Enhance AV node conduction, diagnose pheo


Glucagon clinical uses? dose?

Increased CO (helps with b-blocker OD, improves CHF)
Biliary dilation (helps with biliary stent placement)
Enhance AV node conduction, diagnose pheo
1-5mg IV or 5 mcg/kg/min (20 mg/h)


Glucagon side effects

Inc HR (esp. with Afib pts)


Somatostatin is a GI regulatory peptide secreted by _____

pancreatic delta cells


Octreotide/ somatostatin

Octreotide is a SS analogue, both inhibit production and release of hormones from the GI tract and pancreas (inhibit growth hormone release, insulin secretion, and glucagon release)


E1/2t differences between SS and octreotide?

SS E1/2t 3 min
Octreotide E1/2t 2.5h


Octreotide uses?

Carcinoid crisis (dec release of amines like serotonin, but watch out for HB/bradycardia)
Hepatorenal syndrome
Control of esophageal variceal bleeding


Vasopressin/ADH: what happens at V1 and V2 receptors?

V1: arterial smooth muscle vasocontriction
V2: inc water permeability/reabsorption at the collecting ducts in nephron back into circulation (reabsorbs more water)


Vasopressin uses?
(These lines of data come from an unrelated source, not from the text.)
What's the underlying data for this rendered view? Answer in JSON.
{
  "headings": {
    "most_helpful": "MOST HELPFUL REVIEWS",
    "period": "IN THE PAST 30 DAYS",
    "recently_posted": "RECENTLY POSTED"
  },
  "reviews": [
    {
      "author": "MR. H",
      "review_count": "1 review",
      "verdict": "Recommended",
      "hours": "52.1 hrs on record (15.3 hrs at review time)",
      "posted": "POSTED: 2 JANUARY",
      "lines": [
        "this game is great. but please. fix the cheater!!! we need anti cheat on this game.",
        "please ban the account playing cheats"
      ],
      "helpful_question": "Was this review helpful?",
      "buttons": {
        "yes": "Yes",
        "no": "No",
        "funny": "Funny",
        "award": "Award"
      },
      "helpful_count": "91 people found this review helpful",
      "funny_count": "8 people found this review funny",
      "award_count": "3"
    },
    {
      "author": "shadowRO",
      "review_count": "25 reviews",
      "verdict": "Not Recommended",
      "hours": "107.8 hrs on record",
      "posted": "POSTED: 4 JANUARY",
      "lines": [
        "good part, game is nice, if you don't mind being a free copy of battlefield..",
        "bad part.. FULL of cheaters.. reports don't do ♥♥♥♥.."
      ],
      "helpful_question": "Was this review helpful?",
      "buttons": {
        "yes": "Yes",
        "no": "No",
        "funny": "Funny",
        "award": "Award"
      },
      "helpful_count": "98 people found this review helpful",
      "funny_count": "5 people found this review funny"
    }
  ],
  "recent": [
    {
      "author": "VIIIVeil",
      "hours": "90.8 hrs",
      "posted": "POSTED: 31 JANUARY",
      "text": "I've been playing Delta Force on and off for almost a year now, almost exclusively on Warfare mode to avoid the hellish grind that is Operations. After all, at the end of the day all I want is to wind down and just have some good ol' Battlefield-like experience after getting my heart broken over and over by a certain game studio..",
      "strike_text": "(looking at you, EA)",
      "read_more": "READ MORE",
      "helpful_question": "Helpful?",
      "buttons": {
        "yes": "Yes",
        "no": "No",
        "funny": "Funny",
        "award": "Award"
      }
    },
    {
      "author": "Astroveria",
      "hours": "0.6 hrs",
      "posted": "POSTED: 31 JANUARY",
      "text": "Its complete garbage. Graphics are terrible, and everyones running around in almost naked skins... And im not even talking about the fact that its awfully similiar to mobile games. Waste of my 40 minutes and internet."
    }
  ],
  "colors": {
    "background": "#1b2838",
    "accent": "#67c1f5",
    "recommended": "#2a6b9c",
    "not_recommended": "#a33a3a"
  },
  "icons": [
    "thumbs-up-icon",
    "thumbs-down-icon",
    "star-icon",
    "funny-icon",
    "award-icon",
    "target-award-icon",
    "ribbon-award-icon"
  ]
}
E1/2t?

Diabetes insipidus
Esophageal varices r/t hemorrhage
Hemorrhagic/septic shock
Cardiac arrest resuscitation instead of epi
E1/2t 10-20 min


Vasopressin side effects

Increased BP
Coronary artery vasoconstriction: MI, angina
GI hyperperistalsis: N/V, abd pain


Vasopressin/ADH: what happens at V1 and V2 receptors?

V1: arterial smooth muscle vasocontriction
V2: inc water permeability/reabsorption at the collecting ducts in nephron back into circulation (antidiuretic!)


How does dosmopressin (DDAVP) compare to vasopressin?

DDAVP has a longer E1/2 of 2.5-4.4 hours
More selective for V2 receptors (antidiuretic)
Better choice for DI
Stimulates secretion of vWF


Oxytocin (ptosin): what is it used for and what does it do?

Causes uterus contraction: induces labor, inc uterine tone after C-section, dec postpartum hemorrhage
High doses dec BP


Oral contraceptives are a combo of what drugs to inhibit ovulation?



Estrogen prevents release of ____
Progesterone prevents release of ____

Estrogen prevents release of FSH
Progesterone prevents release of LH


Oral contraceptive side effects?

Thromboembolism: DVT